. . . . I thought that the lines in "She" were "She devoured all my Sweet'N Low / Took all I had and then she fed me dirt / She laughed when I was crying / It was such a joke to see the wafer" and when you're a kid stuff like that just gets inside and you don't try to make too much sense of it but on the playground at Saint Andrew the Apostle I still couldn't get my mind around sugar substitute and Communion wafers in the same song then the fourteen-bar middle comes in and all I think about is how cool that song-within-a-song is until those lyrics about a girl who needs someone to walk on get inside too and things get complicated again like the beautiful counter melody in "When Love Comes Knockin' (At Your Door)" that told me that the music alone can stir things made double fun when "Mary, Mary" kicked in and now we're just dancing down in the basement no worries about whether I understood "love" and how the girls were looking at other guys with a secret language that the album seemed to speak then the weird Greek vibe in "Hold On Girl" more dancing against adolescent blues before "Your Auntie Grizelda" arrived for an always-welcome hilarious visit even though we knew that Tork was aping Ringo the song was a blast and we'd turn it up even better because my mom would close her ears whenever the song came on and though the drum fill at the organ break in "(I'm Not Your) Steppin' Stone" was all the grinning excitement we'd ever need it was still melancholy because we knew that side one was over that we'd have to flip it and hear "Look Out (Here Comes Tomorrow)" a throat-tighteningly sad song and though I was light years away from the problem the singer had the chorus sang my own dread of going back to school on Monday and facing classroom and playground sadness so preoccupied was I that I barely listened to "The Kind of Girl I Could Love" it sounded country and out of place anyway but is there anything better than hooting with laughter to bring you out of your indulgent melodramas because oh boy here's Davy Jones cracking us up with "The Day We Fall in Love" too corny and hilarious for words though again we were years away from understanding the reality behind the schmaltz but those syrupy strings! and then again the magic of pop music as we go from laughter to childish introspection the melody in "Sometime in the Morning" so gorgeous and lyrical and melancholy that I almost couldn't take it and sometimes listened the other way to get through it all knowing that "Laugh" was coming a kind of how-to manual to get through Monday that helped even though we somehow knew that it was forced but not "I'm a Believer" came on the uplifting pop perfection of which soothed the hurt that the album was over so let's flip it again . . . .

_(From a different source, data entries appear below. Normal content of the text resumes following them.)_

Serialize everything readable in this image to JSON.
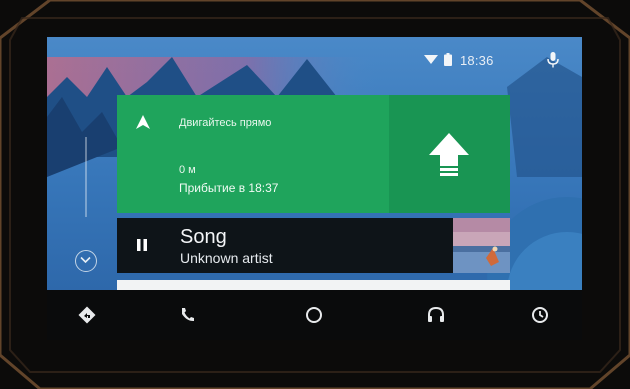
{
  "status": {
    "time": "18:36",
    "wifi_icon": "wifi-icon",
    "battery_icon": "battery-icon",
    "mic_icon": "mic-icon"
  },
  "navigation": {
    "instruction": "Двигайтесь прямо",
    "distance": "0 м",
    "arrival": "Прибытие в 18:37",
    "maneuver_icon": "arrow-up-icon",
    "accent": "#1fa45c"
  },
  "media": {
    "title": "Song",
    "artist": "Unknown artist",
    "state_icon": "pause-icon"
  },
  "navbar": {
    "items": [
      "navigation-icon",
      "phone-icon",
      "home-icon",
      "headphones-icon",
      "recents-icon"
    ]
  }
}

Percentage of words in this post that I knew/understood when I was a kid listening to More of the Monkees? Maybe 8. Percentage of the album that I understood then? 99. (That "Sweet'N Low and wafer" verse always threw me.) Boyce, Hart, Sager, Sedaka, Nesmith, Goffin, King, Diamond and the rest of them out in Hollywood with those wonderful seasoned session musicians scored my mornings, afternoons, and evenings. Timing is everything in pop music: you too have an album or a song that got into you before you could speak it and that soundtracked your day.